IN ORDER THAT FOLKS MAY LAUGH
"I have an idea," the sob writer i woman wanted him at all, but the
said, approaching the city editor's missus.
desk. "It came to me from a bitter
experience. I met a man yesterday,
a Mr. Swanson, and he told me he
had a laundry bill against me because
my sob writer stories made his wife
weep so copiously that she needed
seveial handkerchiefs a day. Now,
since those were funny stories that
she was weeping over, don't you
think it would be well to write some
thing in my pathetic vein that "
"I am not surprised," the city edi
tor interrupted. "I, myself, have felt
tempted to weep over your idea of
humor, but since you have such a
rare thing as an idea, I won't discour
age the first one I have known you to
possess, so go forth and let me
Under her hat the s. w. nursed in
dignation, but true to her training
she smiled respectfully and left the
office. Some hours later she sought
the c. e. on the telephone.
"Isn't it the queerest thing?" she
asked plaintively, "that whenever one
' is out for funny stuff nothing turns
up but tragedy, and when one is
seeking tragedy, comedy spouts from
the mouths even of children."
"Go to it get it out of your sys
tem," snapped the c e.
"I can, of course, treat this in a
pathetic manner," the s. w. contin
ued. "That is the advantage of versa
tility, but it really well, one thing
that seriously recommended itself to
my attention and I really want to
treat seriously, anyway, was the ad
monition of Judge Rooney to a wife
she happened to be Mrs. Fred Wag
ner that just because she fell in love
with Wagner she mustn't suppose
other women wanted him that he
was any lady-killer.

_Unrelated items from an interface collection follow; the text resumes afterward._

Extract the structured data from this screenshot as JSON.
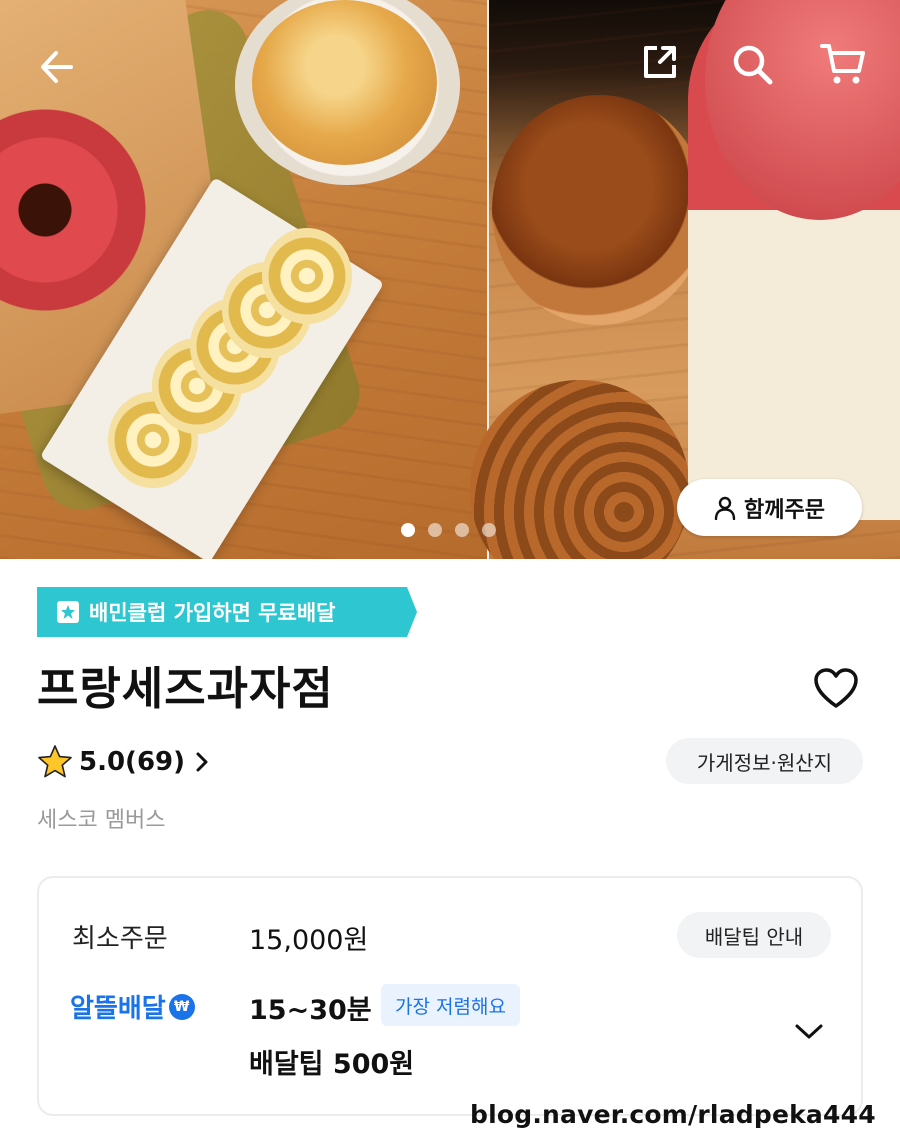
{
  "hero": {
    "left_photo_alt": "",
    "right_photo_alt": "",
    "carousel_pages": 4,
    "carousel_active_index": 0,
    "group_order_label": "함께주문"
  },
  "header_icons": {
    "back": "back-arrow-icon",
    "share": "share-icon",
    "search": "search-icon",
    "cart": "cart-icon"
  },
  "promo": {
    "label": "배민클럽 가입하면 무료배달",
    "color": "#2ec7d1"
  },
  "store": {
    "name": "프랑세즈과자점",
    "rating": "5.0(69)",
    "brand": "세스코 멤버스",
    "info_button": "가게정보·원산지"
  },
  "delivery": {
    "min_order_label": "최소주문",
    "min_order_value": "15,000원",
    "tip_guide_button": "배달팁 안내",
    "saver_label": "알뜰배달",
    "saver_coin": "₩",
    "time": "15~30분",
    "cheapest_tag": "가장 저렴해요",
    "tip": "배달팁 500원",
    "accent_color": "#1a73e8"
  },
  "watermark": "blog.naver.com/rladpeka444"
}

The judge inti
mated to her that it was her imagi
nation probably that led her to be
lieve Wagner was unsafe at large,
and that m all probability no other
"He didn't put it quite so-broadly,
but it needs to be put plainly. One of
the things that has frequently exas
perated me is the married women 'I
have known who have told me that
if they died they would be willing for
me to marry their husbands, when,
in each case, I have felt that I would
not marry the man if there wasn't
another man on earth, and polite
ness only has prevented my saying
so, therefore "
"Come on, come on," said the c. e.
"Who do you think this is, the editor
of the lovelorn column? If you have
anything to say, begin."
"Pardon me," said the s. w. sweet
ly. "There was another husband who
didn't seem any more desirable to
me a Mr. John Burk, but he admit
ted that there is some other woman
who likes him, so, if he was truthful,
it may be that well, I won't go into
that angle. He was cabaretting, his
wife said, and the judge told him he
should pay his wife $10 a week, then
he wouldn't have so much left to take
the other lady out, and he agreed.
"Then there was one other case
that should be treated with due' se
riousness. Mrs. George List left her
husband and went home to her moth
er's to live just because he was about
to rent a flat that she did not like. In
unmistakable terms the judge told
"her that her place was with her hus
band wherever lie might choose to
"Number, please," called centrr.l.
"Why, I was talking to a party,"
protested the s. w.
"They hung up," said central.'
Pittsburgh. "Hit the negro in tha
eye." A visitor at the Sherndon Meth
odist church fair accepted the chal
lenge. His first ball caught the black
dodger squarely in the head and sn.t
him to dreamland.